This is a summary of an article from the latest issue of Leprosy Review. To view the whole article (PDF) click here

Telemedicine is defined by the World Health Organization as
The delivery of health care services, where distance is a critical factor, by all health care professionals using information and communication technologies for the exchange of valid information for diagnosis, treatment and prevention of disease and injuries, research and evaluation, and for the continuing education of health care providers, all in the interests of advancing the health of individuals and their communities.

Caroline A Nelson and colleagues at the University of Pennsylvania conducted a literature review, in publications between 1960 and April 2014, of applications of telemedicine and tele-education to leprosy.

Access to high quality healthcare for all people affected by leprosy is a challenge in remote areas with poor healthcare facilities, often a long journey from villages. Other barriers include a low level of literacy and poverty.

There is also a fear that expertise in leprosy will disappear if healthcare providers rarely encounter people affected by leprosy.

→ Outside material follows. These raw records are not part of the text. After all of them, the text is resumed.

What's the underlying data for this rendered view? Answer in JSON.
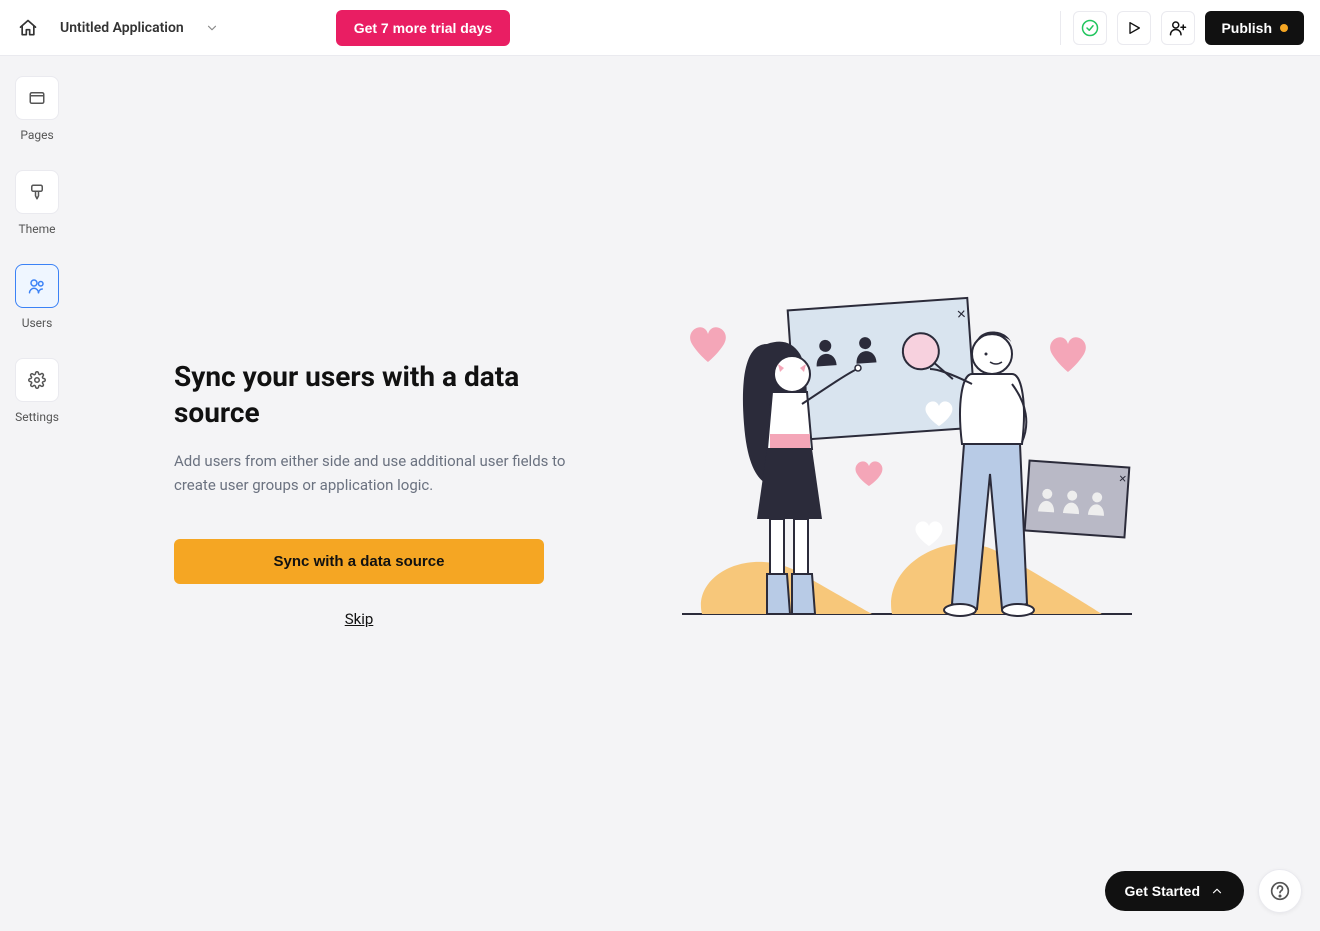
{
  "header": {
    "app_title": "Untitled Application",
    "trial_button": "Get 7 more trial days",
    "publish_button": "Publish"
  },
  "sidebar": {
    "items": [
      {
        "label": "Pages",
        "icon": "pages-icon",
        "active": false
      },
      {
        "label": "Theme",
        "icon": "theme-icon",
        "active": false
      },
      {
        "label": "Users",
        "icon": "users-icon",
        "active": true
      },
      {
        "label": "Settings",
        "icon": "settings-icon",
        "active": false
      }
    ]
  },
  "main": {
    "headline": "Sync your users with a data source",
    "subtext": "Add users from either side and use additional user fields to create user groups or application logic.",
    "sync_button": "Sync with a data source",
    "skip_link": "Skip"
  },
  "footer": {
    "get_started": "Get Started"
  },
  "colors": {
    "accent_pink": "#e91e63",
    "accent_orange": "#f5a623",
    "accent_blue": "#3b82f6",
    "success_green": "#22c55e",
    "dark": "#111111"
  }
}
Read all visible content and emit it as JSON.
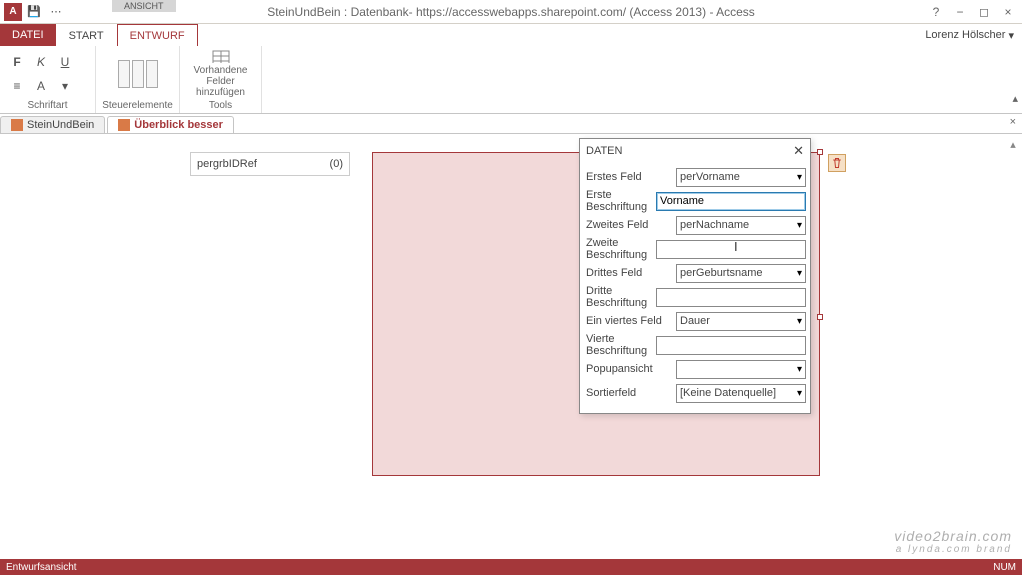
{
  "titlebar": {
    "app_initial": "A",
    "title": "SteinUndBein : Datenbank- https://accesswebapps.sharepoint.com/ (Access 2013) - Access",
    "ctx_label": "ANSICHT"
  },
  "window_controls": {
    "help": "?",
    "min": "−",
    "max": "◻",
    "close": "×"
  },
  "qat": {
    "save": "💾",
    "more": "⋯"
  },
  "user": {
    "name": "Lorenz Hölscher",
    "chev": "▾"
  },
  "ribbon_tabs": {
    "file": "DATEI",
    "start": "START",
    "entwurf": "ENTWURF"
  },
  "ribbon": {
    "group1_label": "Schriftart",
    "group2_label": "Steuerelemente",
    "group3_label": "Tools",
    "group3_btn": "Vorhandene\nFelder hinzufügen",
    "bold": "F",
    "italic": "K",
    "underline": "U",
    "align": "≡",
    "fontcolor": "A",
    "more": "▾"
  },
  "navtabs": {
    "tab1": "SteinUndBein",
    "tab2": "Überblick besser",
    "close": "×"
  },
  "fieldlist": {
    "name": "pergrbIDRef",
    "count": "(0)"
  },
  "panel": {
    "title": "DATEN",
    "rows": {
      "r1_label": "Erstes Feld",
      "r1_value": "perVorname",
      "r2_label": "Erste Beschriftung",
      "r2_value": "Vorname",
      "r3_label": "Zweites Feld",
      "r3_value": "perNachname",
      "r4_label": "Zweite Beschriftung",
      "r4_value": "",
      "r5_label": "Drittes Feld",
      "r5_value": "perGeburtsname",
      "r6_label": "Dritte Beschriftung",
      "r6_value": "",
      "r7_label": "Ein viertes Feld",
      "r7_value": "Dauer",
      "r8_label": "Vierte Beschriftung",
      "r8_value": "",
      "r9_label": "Popupansicht",
      "r9_value": "",
      "r10_label": "Sortierfeld",
      "r10_value": "[Keine Datenquelle]"
    }
  },
  "statusbar": {
    "left": "Entwurfsansicht",
    "right": "NUM"
  },
  "watermark": {
    "main": "video2brain.com",
    "sub": "a lynda.com brand"
  },
  "glyphs": {
    "chev_down": "▾",
    "chev_up": "▴",
    "caret": "I"
  }
}
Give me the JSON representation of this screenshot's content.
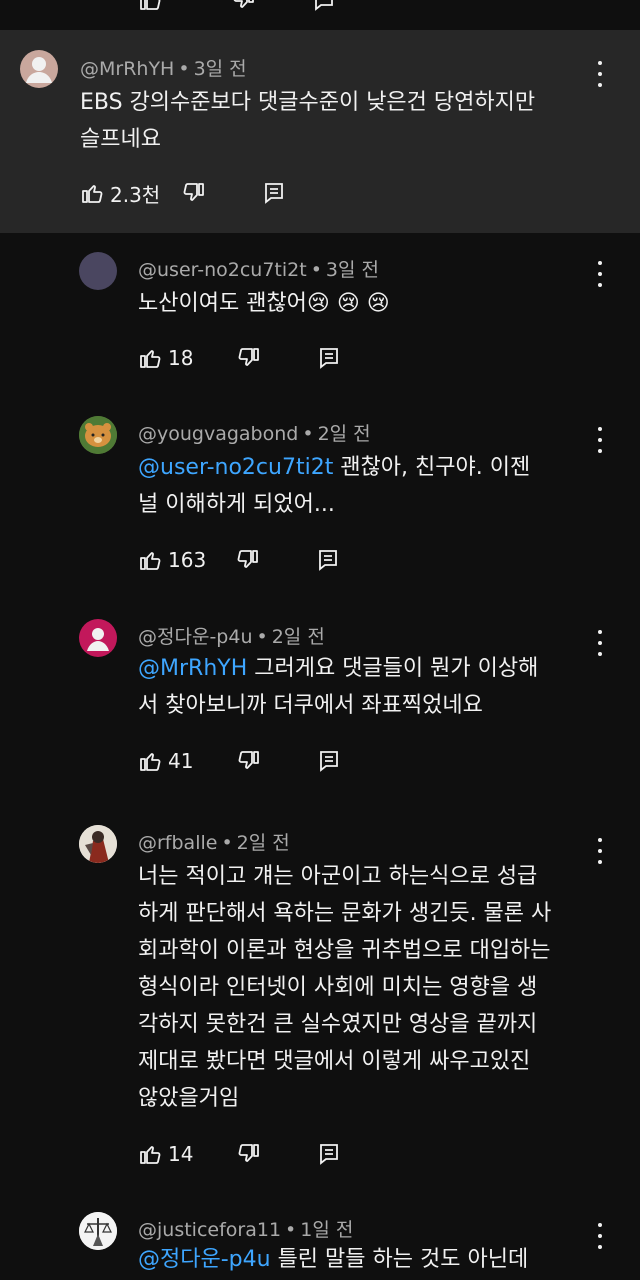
{
  "main_comment": {
    "handle": "@MrRhYH",
    "time": "3일 전",
    "text_line1": "EBS 강의수준보다 댓글수준이 낮은건 당연하지만",
    "text_line2": "슬프네요",
    "likes": "2.3천"
  },
  "replies": [
    {
      "handle": "@user-no2cu7ti2t",
      "time": "3일 전",
      "text_line1": "노산이여도 괜찮어😢 😢 😢",
      "likes": "18"
    },
    {
      "handle": "@yougvagabond",
      "time": "2일 전",
      "mention": "@user-no2cu7ti2t",
      "text_line1_rest": " 괜찮아, 친구야. 이젠",
      "text_line2": "널 이해하게 되었어...",
      "likes": "163"
    },
    {
      "handle": "@정다운-p4u",
      "time": "2일 전",
      "mention": "@MrRhYH",
      "text_line1_rest": " 그러게요 댓글들이 뭔가 이상해",
      "text_line2": "서 찾아보니까 더쿠에서 좌표찍었네요",
      "likes": "41"
    },
    {
      "handle": "@rfballe",
      "time": "2일 전",
      "lines": [
        "너는 적이고 걔는 아군이고 하는식으로 성급",
        "하게 판단해서 욕하는 문화가 생긴듯. 물론 사",
        "회과학이 이론과 현상을 귀추법으로 대입하는",
        "형식이라 인터넷이 사회에 미치는 영향을 생",
        "각하지 못한건 큰 실수였지만 영상을 끝까지",
        "제대로 봤다면 댓글에서 이렇게 싸우고있진",
        "않았을거임"
      ],
      "likes": "14"
    },
    {
      "handle": "@justicefora11",
      "time": "1일 전",
      "mention": "@정다운-p4u",
      "text_line1_rest": " 틀린 말들 하는 것도 아닌데"
    }
  ],
  "icons": {
    "like": "thumbs-up-icon",
    "dislike": "thumbs-down-icon",
    "reply": "reply-icon",
    "more": "more-vert-icon"
  },
  "colors": {
    "background": "#0f0f0f",
    "highlight": "#272727",
    "mention": "#3ea6ff",
    "meta": "#aaaaaa"
  }
}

Telemedicine is one of a range of options for effective communication and transferring information. Store-and-forward telemedicine exchanges pre-recorded data between two or more people at different times. The real time form involves immediate exchange of data.